* [App and web page records]:
....................

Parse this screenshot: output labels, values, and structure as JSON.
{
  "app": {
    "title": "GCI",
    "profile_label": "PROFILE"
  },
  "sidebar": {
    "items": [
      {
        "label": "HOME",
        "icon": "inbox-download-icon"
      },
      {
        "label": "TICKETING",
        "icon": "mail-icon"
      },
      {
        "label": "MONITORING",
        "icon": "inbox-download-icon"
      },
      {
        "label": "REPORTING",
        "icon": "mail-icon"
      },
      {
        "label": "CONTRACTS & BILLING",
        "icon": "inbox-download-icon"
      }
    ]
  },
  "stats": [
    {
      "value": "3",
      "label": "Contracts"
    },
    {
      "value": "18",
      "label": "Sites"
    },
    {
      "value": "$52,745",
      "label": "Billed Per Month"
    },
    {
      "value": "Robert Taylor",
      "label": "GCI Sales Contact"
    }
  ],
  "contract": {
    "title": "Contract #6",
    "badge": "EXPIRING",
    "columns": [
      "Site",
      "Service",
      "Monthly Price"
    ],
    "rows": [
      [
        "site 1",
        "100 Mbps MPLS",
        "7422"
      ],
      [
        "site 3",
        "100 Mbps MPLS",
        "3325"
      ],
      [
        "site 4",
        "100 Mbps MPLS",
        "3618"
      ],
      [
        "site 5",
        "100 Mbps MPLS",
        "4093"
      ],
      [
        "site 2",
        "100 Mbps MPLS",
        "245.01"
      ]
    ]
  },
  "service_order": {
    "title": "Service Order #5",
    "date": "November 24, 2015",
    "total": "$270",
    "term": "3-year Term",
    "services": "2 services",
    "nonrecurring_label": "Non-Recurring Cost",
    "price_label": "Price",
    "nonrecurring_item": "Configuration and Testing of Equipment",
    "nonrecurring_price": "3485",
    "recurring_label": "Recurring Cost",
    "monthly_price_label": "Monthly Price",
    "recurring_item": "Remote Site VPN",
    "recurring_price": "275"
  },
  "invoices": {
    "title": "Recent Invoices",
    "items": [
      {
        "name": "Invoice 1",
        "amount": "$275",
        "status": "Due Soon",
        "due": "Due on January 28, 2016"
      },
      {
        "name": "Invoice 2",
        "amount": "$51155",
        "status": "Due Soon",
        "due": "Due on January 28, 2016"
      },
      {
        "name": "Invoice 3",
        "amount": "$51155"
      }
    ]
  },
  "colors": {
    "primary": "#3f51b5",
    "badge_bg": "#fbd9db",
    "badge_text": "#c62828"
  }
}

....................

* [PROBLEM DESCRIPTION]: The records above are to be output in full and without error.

* [TASK RESULT]:
Parse this screenshot: output labels, values, and structure as JSON.
{
  "app": {
    "title": "GCI",
    "profile_label": "PROFILE"
  },
  "sidebar": {
    "items": [
      {
        "label": "HOME",
        "icon": "inbox-download-icon"
      },
      {
        "label": "TICKETING",
        "icon": "mail-icon"
      },
      {
        "label": "MONITORING",
        "icon": "inbox-download-icon"
      },
      {
        "label": "REPORTING",
        "icon": "mail-icon"
      },
      {
        "label": "CONTRACTS & BILLING",
        "icon": "inbox-download-icon"
      }
    ]
  },
  "stats": [
    {
      "value": "3",
      "label": "Contracts"
    },
    {
      "value": "18",
      "label": "Sites"
    },
    {
      "value": "$52,745",
      "label": "Billed Per Month"
    },
    {
      "value": "Robert Taylor",
      "label": "GCI Sales Contact"
    }
  ],
  "contract": {
    "title": "Contract #6",
    "badge": "EXPIRING",
    "columns": [
      "Site",
      "Service",
      "Monthly Price"
    ],
    "rows": [
      [
        "site 1",
        "100 Mbps MPLS",
        "7422"
      ],
      [
        "site 3",
        "100 Mbps MPLS",
        "3325"
      ],
      [
        "site 4",
        "100 Mbps MPLS",
        "3618"
      ],
      [
        "site 5",
        "100 Mbps MPLS",
        "4093"
      ],
      [
        "site 2",
        "100 Mbps MPLS",
        "245.01"
      ]
    ]
  },
  "service_order": {
    "title": "Service Order #5",
    "date": "November 24, 2015",
    "total": "$270",
    "term": "3-year Term",
    "services": "2 services",
    "nonrecurring_label": "Non-Recurring Cost",
    "price_label": "Price",
    "nonrecurring_item": "Configuration and Testing of Equipment",
    "nonrecurring_price": "3485",
    "recurring_label": "Recurring Cost",
    "monthly_price_label": "Monthly Price",
    "recurring_item": "Remote Site VPN",
    "recurring_price": "275"
  },
  "invoices": {
    "title": "Recent Invoices",
    "items": [
      {
        "name": "Invoice 1",
        "amount": "$275",
        "status": "Due Soon",
        "due": "Due on January 28, 2016"
      },
      {
        "name": "Invoice 2",
        "amount": "$51155",
        "status": "Due Soon",
        "due": "Due on January 28, 2016"
      },
      {
        "name": "Invoice 3",
        "amount": "$51155"
      }
    ]
  },
  "colors": {
    "primary": "#3f51b5",
    "badge_bg": "#fbd9db",
    "badge_text": "#c62828"
  }
}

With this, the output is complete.